Interface dataset entries:
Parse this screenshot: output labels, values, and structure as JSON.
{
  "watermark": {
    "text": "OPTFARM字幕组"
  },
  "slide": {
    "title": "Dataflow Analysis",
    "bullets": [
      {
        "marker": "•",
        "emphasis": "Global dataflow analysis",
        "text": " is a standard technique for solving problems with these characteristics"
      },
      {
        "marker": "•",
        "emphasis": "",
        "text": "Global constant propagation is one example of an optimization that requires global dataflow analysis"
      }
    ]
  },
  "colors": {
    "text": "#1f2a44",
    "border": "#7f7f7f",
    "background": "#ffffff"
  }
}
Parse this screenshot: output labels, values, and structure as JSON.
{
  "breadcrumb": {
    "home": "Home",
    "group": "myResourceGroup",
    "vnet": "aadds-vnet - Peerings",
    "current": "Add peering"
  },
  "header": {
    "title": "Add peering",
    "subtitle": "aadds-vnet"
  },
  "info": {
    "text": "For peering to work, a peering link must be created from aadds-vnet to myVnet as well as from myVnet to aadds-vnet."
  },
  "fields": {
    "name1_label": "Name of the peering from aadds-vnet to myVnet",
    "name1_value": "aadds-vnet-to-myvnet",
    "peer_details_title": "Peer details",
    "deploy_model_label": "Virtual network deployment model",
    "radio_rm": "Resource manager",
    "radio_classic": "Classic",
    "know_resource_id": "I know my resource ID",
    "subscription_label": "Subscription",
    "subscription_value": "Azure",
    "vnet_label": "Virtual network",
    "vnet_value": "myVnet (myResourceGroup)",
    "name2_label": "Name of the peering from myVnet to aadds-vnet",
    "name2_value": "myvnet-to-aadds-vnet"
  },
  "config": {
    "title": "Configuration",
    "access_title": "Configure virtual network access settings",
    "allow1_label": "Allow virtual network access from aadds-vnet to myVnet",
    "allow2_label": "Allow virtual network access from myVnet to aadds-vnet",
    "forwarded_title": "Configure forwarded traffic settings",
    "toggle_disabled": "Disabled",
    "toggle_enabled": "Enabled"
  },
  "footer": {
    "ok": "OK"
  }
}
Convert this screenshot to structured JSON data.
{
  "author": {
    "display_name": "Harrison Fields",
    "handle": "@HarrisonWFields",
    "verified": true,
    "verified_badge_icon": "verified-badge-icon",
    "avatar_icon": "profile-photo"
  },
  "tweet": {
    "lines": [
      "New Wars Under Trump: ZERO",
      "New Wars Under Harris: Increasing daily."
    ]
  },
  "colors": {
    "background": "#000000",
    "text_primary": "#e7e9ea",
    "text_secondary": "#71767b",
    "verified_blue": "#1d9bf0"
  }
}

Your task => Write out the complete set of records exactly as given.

Answer below =>
Parse this screenshot: output labels, values, and structure as JSON.
{
  "watermark": {
    "text": "OPTFARM字幕组"
  },
  "slide": {
    "title": "Dataflow Analysis",
    "bullets": [
      {
        "marker": "•",
        "emphasis": "Global dataflow analysis",
        "text": " is a standard technique for solving problems with these characteristics"
      },
      {
        "marker": "•",
        "emphasis": "",
        "text": "Global constant propagation is one example of an optimization that requires global dataflow analysis"
      }
    ]
  },
  "colors": {
    "text": "#1f2a44",
    "border": "#7f7f7f",
    "background": "#ffffff"
  }
}
Parse this screenshot: output labels, values, and structure as JSON.
{
  "breadcrumb": {
    "home": "Home",
    "group": "myResourceGroup",
    "vnet": "aadds-vnet - Peerings",
    "current": "Add peering"
  },
  "header": {
    "title": "Add peering",
    "subtitle": "aadds-vnet"
  },
  "info": {
    "text": "For peering to work, a peering link must be created from aadds-vnet to myVnet as well as from myVnet to aadds-vnet."
  },
  "fields": {
    "name1_label": "Name of the peering from aadds-vnet to myVnet",
    "name1_value": "aadds-vnet-to-myvnet",
    "peer_details_title": "Peer details",
    "deploy_model_label": "Virtual network deployment model",
    "radio_rm": "Resource manager",
    "radio_classic": "Classic",
    "know_resource_id": "I know my resource ID",
    "subscription_label": "Subscription",
    "subscription_value": "Azure",
    "vnet_label": "Virtual network",
    "vnet_value": "myVnet (myResourceGroup)",
    "name2_label": "Name of the peering from myVnet to aadds-vnet",
    "name2_value": "myvnet-to-aadds-vnet"
  },
  "config": {
    "title": "Configuration",
    "access_title": "Configure virtual network access settings",
    "allow1_label": "Allow virtual network access from aadds-vnet to myVnet",
    "allow2_label": "Allow virtual network access from myVnet to aadds-vnet",
    "forwarded_title": "Configure forwarded traffic settings",
    "toggle_disabled": "Disabled",
    "toggle_enabled": "Enabled"
  },
  "footer": {
    "ok": "OK"
  }
}
Convert this screenshot to structured JSON data.
{
  "author": {
    "display_name": "Harrison Fields",
    "handle": "@HarrisonWFields",
    "verified": true,
    "verified_badge_icon": "verified-badge-icon",
    "avatar_icon": "profile-photo"
  },
  "tweet": {
    "lines": [
      "New Wars Under Trump: ZERO",
      "New Wars Under Harris: Increasing daily."
    ]
  },
  "colors": {
    "background": "#000000",
    "text_primary": "#e7e9ea",
    "text_secondary": "#71767b",
    "verified_blue": "#1d9bf0"
  }
}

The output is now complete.